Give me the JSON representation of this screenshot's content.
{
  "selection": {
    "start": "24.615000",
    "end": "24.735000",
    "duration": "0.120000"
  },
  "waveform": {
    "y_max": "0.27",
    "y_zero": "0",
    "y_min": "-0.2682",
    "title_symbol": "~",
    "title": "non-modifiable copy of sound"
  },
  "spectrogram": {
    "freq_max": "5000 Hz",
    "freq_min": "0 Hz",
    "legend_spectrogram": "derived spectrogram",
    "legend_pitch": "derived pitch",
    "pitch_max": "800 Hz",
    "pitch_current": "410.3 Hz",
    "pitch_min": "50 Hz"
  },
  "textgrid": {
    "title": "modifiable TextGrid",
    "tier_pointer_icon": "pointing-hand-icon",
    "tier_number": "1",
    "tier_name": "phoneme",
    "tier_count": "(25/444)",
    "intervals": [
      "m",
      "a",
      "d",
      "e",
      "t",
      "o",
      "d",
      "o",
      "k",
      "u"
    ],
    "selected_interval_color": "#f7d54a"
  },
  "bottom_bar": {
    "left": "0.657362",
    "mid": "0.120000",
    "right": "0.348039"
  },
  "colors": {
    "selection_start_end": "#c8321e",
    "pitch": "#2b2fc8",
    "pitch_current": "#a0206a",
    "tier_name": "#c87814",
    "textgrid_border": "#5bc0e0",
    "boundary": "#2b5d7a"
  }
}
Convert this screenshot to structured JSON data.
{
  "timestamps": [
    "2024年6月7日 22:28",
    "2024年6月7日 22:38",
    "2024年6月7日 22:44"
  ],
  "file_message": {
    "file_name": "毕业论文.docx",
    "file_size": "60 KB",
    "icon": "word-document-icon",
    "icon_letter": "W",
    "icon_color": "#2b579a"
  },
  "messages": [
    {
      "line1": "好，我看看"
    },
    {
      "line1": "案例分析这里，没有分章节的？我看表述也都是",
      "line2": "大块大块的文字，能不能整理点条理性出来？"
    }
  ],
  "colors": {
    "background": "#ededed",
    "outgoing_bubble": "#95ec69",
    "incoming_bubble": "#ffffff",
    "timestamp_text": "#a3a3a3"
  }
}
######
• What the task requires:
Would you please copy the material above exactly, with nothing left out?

• Exercise output:
Give me the JSON representation of this screenshot's content.
{
  "selection": {
    "start": "24.615000",
    "end": "24.735000",
    "duration": "0.120000"
  },
  "waveform": {
    "y_max": "0.27",
    "y_zero": "0",
    "y_min": "-0.2682",
    "title_symbol": "~",
    "title": "non-modifiable copy of sound"
  },
  "spectrogram": {
    "freq_max": "5000 Hz",
    "freq_min": "0 Hz",
    "legend_spectrogram": "derived spectrogram",
    "legend_pitch": "derived pitch",
    "pitch_max": "800 Hz",
    "pitch_current": "410.3 Hz",
    "pitch_min": "50 Hz"
  },
  "textgrid": {
    "title": "modifiable TextGrid",
    "tier_pointer_icon": "pointing-hand-icon",
    "tier_number": "1",
    "tier_name": "phoneme",
    "tier_count": "(25/444)",
    "intervals": [
      "m",
      "a",
      "d",
      "e",
      "t",
      "o",
      "d",
      "o",
      "k",
      "u"
    ],
    "selected_interval_color": "#f7d54a"
  },
  "bottom_bar": {
    "left": "0.657362",
    "mid": "0.120000",
    "right": "0.348039"
  },
  "colors": {
    "selection_start_end": "#c8321e",
    "pitch": "#2b2fc8",
    "pitch_current": "#a0206a",
    "tier_name": "#c87814",
    "textgrid_border": "#5bc0e0",
    "boundary": "#2b5d7a"
  }
}
Convert this screenshot to structured JSON data.
{
  "timestamps": [
    "2024年6月7日 22:28",
    "2024年6月7日 22:38",
    "2024年6月7日 22:44"
  ],
  "file_message": {
    "file_name": "毕业论文.docx",
    "file_size": "60 KB",
    "icon": "word-document-icon",
    "icon_letter": "W",
    "icon_color": "#2b579a"
  },
  "messages": [
    {
      "line1": "好，我看看"
    },
    {
      "line1": "案例分析这里，没有分章节的？我看表述也都是",
      "line2": "大块大块的文字，能不能整理点条理性出来？"
    }
  ],
  "colors": {
    "background": "#ededed",
    "outgoing_bubble": "#95ec69",
    "incoming_bubble": "#ffffff",
    "timestamp_text": "#a3a3a3"
  }
}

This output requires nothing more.